The assumption in Toronto today is that a 45 minute commute is ok. We shouldn’t accept long commutes. It takes hours out of our day, and has serious negative health and community impacts.
Jennifer Keesmat, Chief planner of the City of Toronto spoke yesterday at the Canadian Institute of Planners Accent on Urbanism 2016 conference in Quebec City.
Her talk was called “Transforming your City by Getting Transit Planning Right.”, and she mainly discussed her own experiences with transit issues in Toronto. This was my first planning conference; ( I’m attending because I presented earlier today) and I have to say I found this particular topic fascinating. Toronto is growing very rapidly and this inside view of how Jennifer’s group is tackling the challenges that come with that reality was instructive. I’ve captured some of the more the salient points of her talk here.
20 years ago in Toronto, being near a transit station was seen as a negative. Today it’s exactly the opposite. Today’s thinking is directed towards actually pre-zoning areas for development before transit gets built. 82% of Canadians live in car oriented suburbs, according to Professor David Gordon.
Toronto is working to actively engage youth and the disenfranchised in community consultation. Toronto’s ‘Feeling Congested’ campaign was directed at drivers, specifically. They’re not an easy group to engage, compared to cyclists, for example. Discussion guides were created to help leaders engage with their community. They built tool kits for discussions with community leaders. Handed out packages of tissues to citizens in order to drive web traffic. Kleenex provided sponsorship. Media picked up the story en masse. The brand has taken on a life of its own. City councillors regularly refer to ‘what we learned from feeling congested’.
The greatest risk to the city is that we continue to make decisions as we have in the past.
Jennifer asked; “what are meaningful responses to feedback and consultation?” First of all, informed opinions are valuable and need to be sorted out from the other opinions that are so often received. You need data and evidence to bring to the conversation, in order to inform the public, in order to receive informed responses.

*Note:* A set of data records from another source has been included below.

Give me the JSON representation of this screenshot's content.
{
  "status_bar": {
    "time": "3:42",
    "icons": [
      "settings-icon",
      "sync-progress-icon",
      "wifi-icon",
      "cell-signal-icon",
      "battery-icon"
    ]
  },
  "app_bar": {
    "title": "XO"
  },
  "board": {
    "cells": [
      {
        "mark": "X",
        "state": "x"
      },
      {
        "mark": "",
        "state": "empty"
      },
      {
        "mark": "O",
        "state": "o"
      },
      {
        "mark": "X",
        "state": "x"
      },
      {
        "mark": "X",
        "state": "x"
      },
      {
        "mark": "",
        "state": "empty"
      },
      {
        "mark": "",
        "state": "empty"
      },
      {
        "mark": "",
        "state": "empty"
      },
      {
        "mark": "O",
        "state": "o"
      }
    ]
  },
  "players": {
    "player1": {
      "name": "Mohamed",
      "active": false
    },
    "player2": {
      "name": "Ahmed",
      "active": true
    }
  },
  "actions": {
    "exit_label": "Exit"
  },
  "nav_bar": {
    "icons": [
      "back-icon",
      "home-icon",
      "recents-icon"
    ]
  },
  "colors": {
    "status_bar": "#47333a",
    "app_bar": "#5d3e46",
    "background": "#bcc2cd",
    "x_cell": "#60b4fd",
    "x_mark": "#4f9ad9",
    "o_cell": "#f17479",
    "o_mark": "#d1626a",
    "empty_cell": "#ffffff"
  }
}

Eight evaluation criteria are used to de-politicize decisions around transit development.
A transportation network is about access. Providing a one trip transfer for all is the current goal. All transit modes are part of the evaluation. Today the City of Toronto evaluates the entire system when making decisions. 60% of transit trips in Toronto begin on the bus, so it’s impossible to ignore this mode (as is often done). Today’s realization is that we need to all be like Paris; with constant and consistent transit development. This is not radical thinking, except in Canada.
This conference session was well attended and there were some great questions. I’ve captured a couple, along with Jennifer’s responses here:
Q: Is pre zoning working? A: Yes, but there’s a lot of backlash around rezoning and construction disruption that can really derail projects.
Q: How to deal with the challenges that the speculative environment provides? A: In Toronto, we need stronger policy tools to deal with those who are not ‘city builders’ and want to make a quick dollar. The capitalists amongst us who only want to make money provide a real challenge to those who care about neighbourhoods and the quality of the urban environment.